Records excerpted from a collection
---------------

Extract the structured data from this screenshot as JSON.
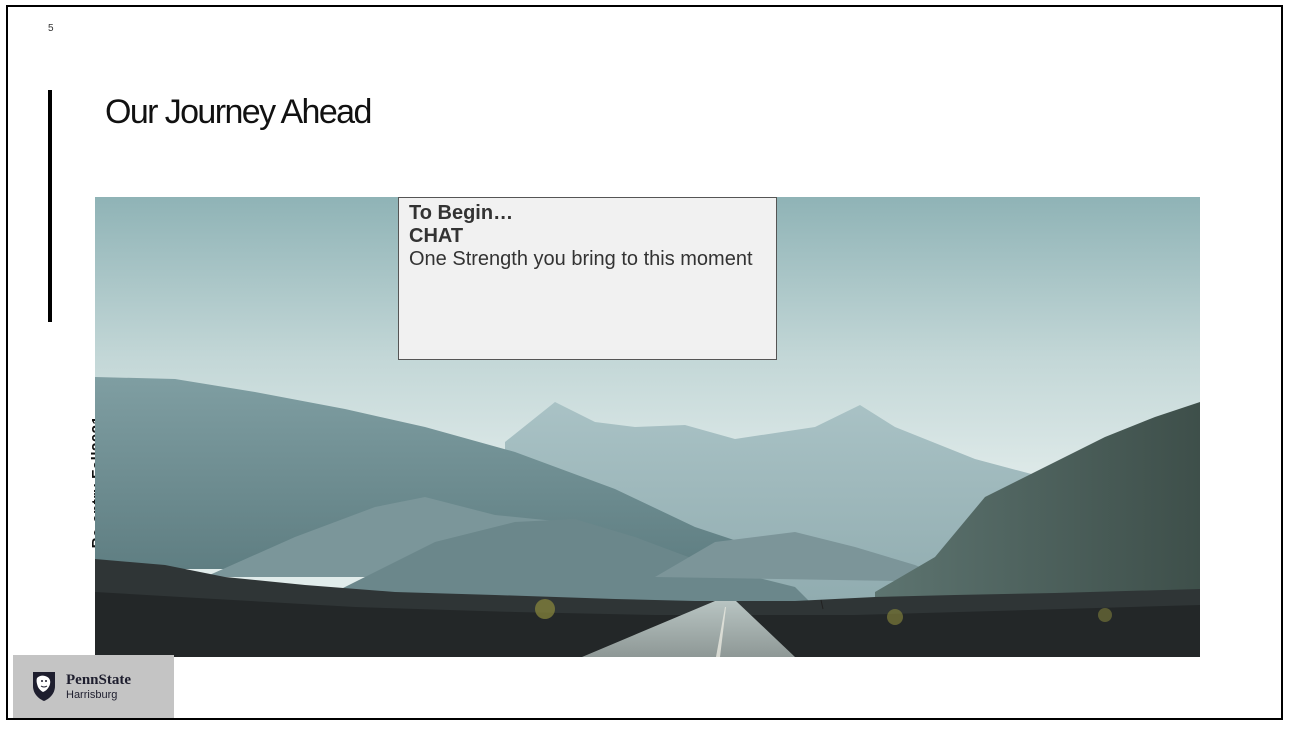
{
  "slide": {
    "number": "5",
    "title": "Our Journey Ahead",
    "side_label": "Re-entry Fall2021"
  },
  "callout": {
    "heading_line1": "To Begin…",
    "heading_line2": "CHAT",
    "body": "One Strength you bring to this moment"
  },
  "logo": {
    "brand": "PennState",
    "campus": "Harrisburg",
    "icon": "nittany-lion-shield-icon"
  },
  "colors": {
    "sky_top": "#8fb3b6",
    "sky_mid": "#d4e3e2",
    "mountain_far": "#9fb9bd",
    "mountain_mid": "#6f8e93",
    "ground": "#25282a",
    "logo_bg": "#c4c4c4",
    "callout_bg": "#f1f1f1"
  }
}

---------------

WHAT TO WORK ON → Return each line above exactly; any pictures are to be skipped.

ANSWER SPACE →
Extract the structured data from this screenshot as JSON.
{
  "slide": {
    "number": "5",
    "title": "Our Journey Ahead",
    "side_label": "Re-entry Fall2021"
  },
  "callout": {
    "heading_line1": "To Begin…",
    "heading_line2": "CHAT",
    "body": "One Strength you bring to this moment"
  },
  "logo": {
    "brand": "PennState",
    "campus": "Harrisburg",
    "icon": "nittany-lion-shield-icon"
  },
  "colors": {
    "sky_top": "#8fb3b6",
    "sky_mid": "#d4e3e2",
    "mountain_far": "#9fb9bd",
    "mountain_mid": "#6f8e93",
    "ground": "#25282a",
    "logo_bg": "#c4c4c4",
    "callout_bg": "#f1f1f1"
  }
}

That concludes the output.